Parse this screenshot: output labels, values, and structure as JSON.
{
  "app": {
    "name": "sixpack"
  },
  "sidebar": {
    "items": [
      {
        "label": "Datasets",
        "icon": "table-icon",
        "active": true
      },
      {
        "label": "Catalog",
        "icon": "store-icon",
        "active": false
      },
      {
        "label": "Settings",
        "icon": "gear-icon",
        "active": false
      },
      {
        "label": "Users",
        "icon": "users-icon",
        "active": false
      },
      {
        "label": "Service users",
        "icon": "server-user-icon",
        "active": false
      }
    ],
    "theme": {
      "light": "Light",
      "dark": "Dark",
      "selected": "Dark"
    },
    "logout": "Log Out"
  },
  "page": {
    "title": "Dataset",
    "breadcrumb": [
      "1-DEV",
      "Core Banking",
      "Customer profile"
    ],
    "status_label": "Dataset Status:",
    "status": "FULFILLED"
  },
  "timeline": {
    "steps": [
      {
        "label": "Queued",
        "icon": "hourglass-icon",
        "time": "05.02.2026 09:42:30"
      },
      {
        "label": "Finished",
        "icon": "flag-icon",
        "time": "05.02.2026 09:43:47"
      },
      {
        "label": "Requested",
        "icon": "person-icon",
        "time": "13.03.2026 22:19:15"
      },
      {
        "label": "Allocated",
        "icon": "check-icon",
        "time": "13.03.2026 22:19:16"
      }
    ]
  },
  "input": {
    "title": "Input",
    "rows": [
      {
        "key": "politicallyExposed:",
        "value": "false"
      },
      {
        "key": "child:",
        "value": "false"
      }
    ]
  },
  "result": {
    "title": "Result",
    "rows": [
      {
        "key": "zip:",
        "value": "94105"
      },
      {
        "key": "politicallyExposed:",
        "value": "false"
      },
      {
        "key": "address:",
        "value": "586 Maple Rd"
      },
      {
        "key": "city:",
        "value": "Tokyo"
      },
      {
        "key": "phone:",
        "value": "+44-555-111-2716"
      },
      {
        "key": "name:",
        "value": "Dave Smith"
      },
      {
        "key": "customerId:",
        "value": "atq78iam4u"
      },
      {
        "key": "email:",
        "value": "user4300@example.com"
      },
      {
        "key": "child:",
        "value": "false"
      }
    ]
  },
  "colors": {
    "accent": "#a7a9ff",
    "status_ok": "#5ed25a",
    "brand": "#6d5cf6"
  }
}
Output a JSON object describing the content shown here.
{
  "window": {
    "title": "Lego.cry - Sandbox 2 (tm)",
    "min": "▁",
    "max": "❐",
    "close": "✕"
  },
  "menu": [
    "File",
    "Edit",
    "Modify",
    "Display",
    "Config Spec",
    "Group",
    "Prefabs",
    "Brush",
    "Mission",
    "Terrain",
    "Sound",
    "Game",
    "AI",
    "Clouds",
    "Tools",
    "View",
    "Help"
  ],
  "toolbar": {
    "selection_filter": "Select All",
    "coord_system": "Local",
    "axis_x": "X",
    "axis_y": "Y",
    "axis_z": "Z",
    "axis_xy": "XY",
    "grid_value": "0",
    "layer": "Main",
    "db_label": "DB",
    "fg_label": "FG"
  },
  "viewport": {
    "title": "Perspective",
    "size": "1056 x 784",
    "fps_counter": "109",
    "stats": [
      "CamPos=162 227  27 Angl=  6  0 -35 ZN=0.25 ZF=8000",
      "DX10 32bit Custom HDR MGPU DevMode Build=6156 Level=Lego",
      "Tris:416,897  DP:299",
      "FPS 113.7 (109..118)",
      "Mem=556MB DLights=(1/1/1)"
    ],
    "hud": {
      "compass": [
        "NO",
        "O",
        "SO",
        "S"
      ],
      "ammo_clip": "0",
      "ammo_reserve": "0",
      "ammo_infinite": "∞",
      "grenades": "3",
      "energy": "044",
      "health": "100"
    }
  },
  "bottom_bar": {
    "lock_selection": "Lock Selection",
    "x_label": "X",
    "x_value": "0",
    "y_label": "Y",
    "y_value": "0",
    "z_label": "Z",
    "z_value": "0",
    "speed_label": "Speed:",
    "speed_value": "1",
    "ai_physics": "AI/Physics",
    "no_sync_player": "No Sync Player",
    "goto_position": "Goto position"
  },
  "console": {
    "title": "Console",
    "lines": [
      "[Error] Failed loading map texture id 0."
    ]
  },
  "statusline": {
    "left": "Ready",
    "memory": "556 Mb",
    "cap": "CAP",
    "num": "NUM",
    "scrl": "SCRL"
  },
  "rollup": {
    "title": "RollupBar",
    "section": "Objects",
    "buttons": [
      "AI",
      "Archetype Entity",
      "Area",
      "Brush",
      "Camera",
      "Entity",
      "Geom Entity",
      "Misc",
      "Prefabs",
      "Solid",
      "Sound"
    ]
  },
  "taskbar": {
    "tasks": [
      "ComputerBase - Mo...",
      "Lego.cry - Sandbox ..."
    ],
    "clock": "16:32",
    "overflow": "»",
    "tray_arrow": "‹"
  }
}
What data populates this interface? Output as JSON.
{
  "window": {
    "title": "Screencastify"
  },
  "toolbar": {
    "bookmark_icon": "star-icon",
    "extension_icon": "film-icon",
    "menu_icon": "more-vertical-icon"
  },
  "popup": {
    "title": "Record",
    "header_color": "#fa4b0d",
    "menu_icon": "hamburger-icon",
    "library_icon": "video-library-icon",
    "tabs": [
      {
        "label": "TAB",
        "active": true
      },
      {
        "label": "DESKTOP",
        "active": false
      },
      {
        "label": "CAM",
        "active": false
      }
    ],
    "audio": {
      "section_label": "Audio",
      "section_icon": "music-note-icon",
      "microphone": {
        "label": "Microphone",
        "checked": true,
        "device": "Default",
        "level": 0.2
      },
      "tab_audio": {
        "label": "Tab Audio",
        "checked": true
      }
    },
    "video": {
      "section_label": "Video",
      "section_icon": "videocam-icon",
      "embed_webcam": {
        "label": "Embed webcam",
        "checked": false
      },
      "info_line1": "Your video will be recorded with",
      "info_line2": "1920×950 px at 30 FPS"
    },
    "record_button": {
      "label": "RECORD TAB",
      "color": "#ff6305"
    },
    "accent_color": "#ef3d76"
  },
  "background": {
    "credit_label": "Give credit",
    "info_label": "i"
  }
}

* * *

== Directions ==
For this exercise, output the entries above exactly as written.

== Written answer ==
Parse this screenshot: output labels, values, and structure as JSON.
{
  "app": {
    "name": "sixpack"
  },
  "sidebar": {
    "items": [
      {
        "label": "Datasets",
        "icon": "table-icon",
        "active": true
      },
      {
        "label": "Catalog",
        "icon": "store-icon",
        "active": false
      },
      {
        "label": "Settings",
        "icon": "gear-icon",
        "active": false
      },
      {
        "label": "Users",
        "icon": "users-icon",
        "active": false
      },
      {
        "label": "Service users",
        "icon": "server-user-icon",
        "active": false
      }
    ],
    "theme": {
      "light": "Light",
      "dark": "Dark",
      "selected": "Dark"
    },
    "logout": "Log Out"
  },
  "page": {
    "title": "Dataset",
    "breadcrumb": [
      "1-DEV",
      "Core Banking",
      "Customer profile"
    ],
    "status_label": "Dataset Status:",
    "status": "FULFILLED"
  },
  "timeline": {
    "steps": [
      {
        "label": "Queued",
        "icon": "hourglass-icon",
        "time": "05.02.2026 09:42:30"
      },
      {
        "label": "Finished",
        "icon": "flag-icon",
        "time": "05.02.2026 09:43:47"
      },
      {
        "label": "Requested",
        "icon": "person-icon",
        "time": "13.03.2026 22:19:15"
      },
      {
        "label": "Allocated",
        "icon": "check-icon",
        "time": "13.03.2026 22:19:16"
      }
    ]
  },
  "input": {
    "title": "Input",
    "rows": [
      {
        "key": "politicallyExposed:",
        "value": "false"
      },
      {
        "key": "child:",
        "value": "false"
      }
    ]
  },
  "result": {
    "title": "Result",
    "rows": [
      {
        "key": "zip:",
        "value": "94105"
      },
      {
        "key": "politicallyExposed:",
        "value": "false"
      },
      {
        "key": "address:",
        "value": "586 Maple Rd"
      },
      {
        "key": "city:",
        "value": "Tokyo"
      },
      {
        "key": "phone:",
        "value": "+44-555-111-2716"
      },
      {
        "key": "name:",
        "value": "Dave Smith"
      },
      {
        "key": "customerId:",
        "value": "atq78iam4u"
      },
      {
        "key": "email:",
        "value": "user4300@example.com"
      },
      {
        "key": "child:",
        "value": "false"
      }
    ]
  },
  "colors": {
    "accent": "#a7a9ff",
    "status_ok": "#5ed25a",
    "brand": "#6d5cf6"
  }
}
Output a JSON object describing the content shown here.
{
  "window": {
    "title": "Lego.cry - Sandbox 2 (tm)",
    "min": "▁",
    "max": "❐",
    "close": "✕"
  },
  "menu": [
    "File",
    "Edit",
    "Modify",
    "Display",
    "Config Spec",
    "Group",
    "Prefabs",
    "Brush",
    "Mission",
    "Terrain",
    "Sound",
    "Game",
    "AI",
    "Clouds",
    "Tools",
    "View",
    "Help"
  ],
  "toolbar": {
    "selection_filter": "Select All",
    "coord_system": "Local",
    "axis_x": "X",
    "axis_y": "Y",
    "axis_z": "Z",
    "axis_xy": "XY",
    "grid_value": "0",
    "layer": "Main",
    "db_label": "DB",
    "fg_label": "FG"
  },
  "viewport": {
    "title": "Perspective",
    "size": "1056 x 784",
    "fps_counter": "109",
    "stats": [
      "CamPos=162 227  27 Angl=  6  0 -35 ZN=0.25 ZF=8000",
      "DX10 32bit Custom HDR MGPU DevMode Build=6156 Level=Lego",
      "Tris:416,897  DP:299",
      "FPS 113.7 (109..118)",
      "Mem=556MB DLights=(1/1/1)"
    ],
    "hud": {
      "compass": [
        "NO",
        "O",
        "SO",
        "S"
      ],
      "ammo_clip": "0",
      "ammo_reserve": "0",
      "ammo_infinite": "∞",
      "grenades": "3",
      "energy": "044",
      "health": "100"
    }
  },
  "bottom_bar": {
    "lock_selection": "Lock Selection",
    "x_label": "X",
    "x_value": "0",
    "y_label": "Y",
    "y_value": "0",
    "z_label": "Z",
    "z_value": "0",
    "speed_label": "Speed:",
    "speed_value": "1",
    "ai_physics": "AI/Physics",
    "no_sync_player": "No Sync Player",
    "goto_position": "Goto position"
  },
  "console": {
    "title": "Console",
    "lines": [
      "[Error] Failed loading map texture id 0."
    ]
  },
  "statusline": {
    "left": "Ready",
    "memory": "556 Mb",
    "cap": "CAP",
    "num": "NUM",
    "scrl": "SCRL"
  },
  "rollup": {
    "title": "RollupBar",
    "section": "Objects",
    "buttons": [
      "AI",
      "Archetype Entity",
      "Area",
      "Brush",
      "Camera",
      "Entity",
      "Geom Entity",
      "Misc",
      "Prefabs",
      "Solid",
      "Sound"
    ]
  },
  "taskbar": {
    "tasks": [
      "ComputerBase - Mo...",
      "Lego.cry - Sandbox ..."
    ],
    "clock": "16:32",
    "overflow": "»",
    "tray_arrow": "‹"
  }
}
What data populates this interface? Output as JSON.
{
  "window": {
    "title": "Screencastify"
  },
  "toolbar": {
    "bookmark_icon": "star-icon",
    "extension_icon": "film-icon",
    "menu_icon": "more-vertical-icon"
  },
  "popup": {
    "title": "Record",
    "header_color": "#fa4b0d",
    "menu_icon": "hamburger-icon",
    "library_icon": "video-library-icon",
    "tabs": [
      {
        "label": "TAB",
        "active": true
      },
      {
        "label": "DESKTOP",
        "active": false
      },
      {
        "label": "CAM",
        "active": false
      }
    ],
    "audio": {
      "section_label": "Audio",
      "section_icon": "music-note-icon",
      "microphone": {
        "label": "Microphone",
        "checked": true,
        "device": "Default",
        "level": 0.2
      },
      "tab_audio": {
        "label": "Tab Audio",
        "checked": true
      }
    },
    "video": {
      "section_label": "Video",
      "section_icon": "videocam-icon",
      "embed_webcam": {
        "label": "Embed webcam",
        "checked": false
      },
      "info_line1": "Your video will be recorded with",
      "info_line2": "1920×950 px at 30 FPS"
    },
    "record_button": {
      "label": "RECORD TAB",
      "color": "#ff6305"
    },
    "accent_color": "#ef3d76"
  },
  "background": {
    "credit_label": "Give credit",
    "info_label": "i"
  }
}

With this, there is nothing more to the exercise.